Adah Isaacs Menken was born on June 15, 1835 in Memphis, Tenn. Her maiden name was Theodore. Her father died when she was two years old and her mother married a second time. The family moved first to New Orleans and then to Nacogdoches, where Adah attended Nacogdoches University. She would in later years invent the art of the strip tease and become an international celebrity.

On April 3, 1856, Adah and Alexander Isaacs Menken obtained a marriage license in Livingston from County clerk L.S. McMicken and was then wed by Justice of the Peace D.D. Moore.

Her husband was a member of a travelling opera troupe and a dance teacher, going from town to town teaching the polka, mazurka and Highland fling.

Adah had worked briefly as the editor of The Liberty Gazette and before that she had lived in Havana, where she appeared on stage before the Cubans who called her " Queen of Plaza."

In Liberty she gave Shakespearian readings and published her poems in the Liberty Newspaper.

The marriage which begun in Livingston did not last, but Adah continued throughout her career to perform under the name Adah Isaacs Menken.

After successful appearances on tour, her real fame came from her role of "Mazeppa," in New York City in 1860. She wore pink tights and dashed across the stage lashed to a horse. She became a symbol of wickedness, was the first to bob her hair and smoke cigarettes in public. She is reputed to have been the most photographed woman of her time.

She sailed for London in April, 1864 and appeared at Astely's Theatre. Her poetry and stage triumphs brought her friendships with celebrities such as Charles Dickens, Charles Reade and George Sand. Menken moved onto Paris for an engagement at the Gaiete Theatre, appearing in Les Pirages de la Savanne," which ran for 100 nights. In Paris, she became the mistress of Alexandre Dumas, author of "Three Musketeers."

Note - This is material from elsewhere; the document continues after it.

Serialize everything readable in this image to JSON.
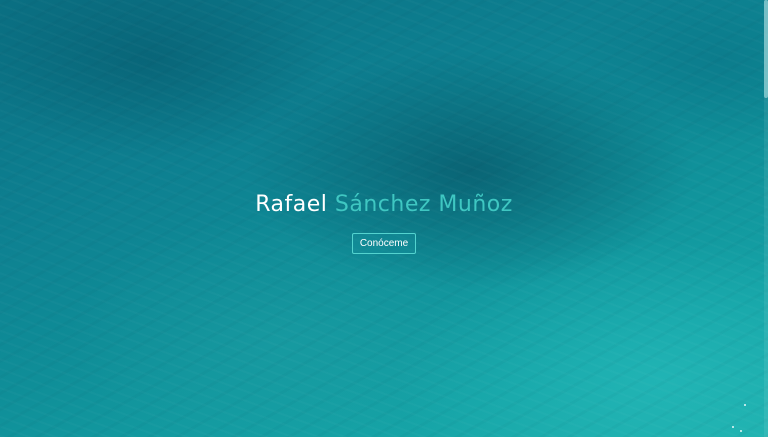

In June, 1868, Miss Menken became ill while rehearsing in Paris and died on Aug.10, she was buried in the Jewish section of the cemetery of Pere la Chaise. Her collected poems, entitled "Infelicia," were published in 1868 about the time of her death. A second edition was published in 1888 with a biography of her brief life.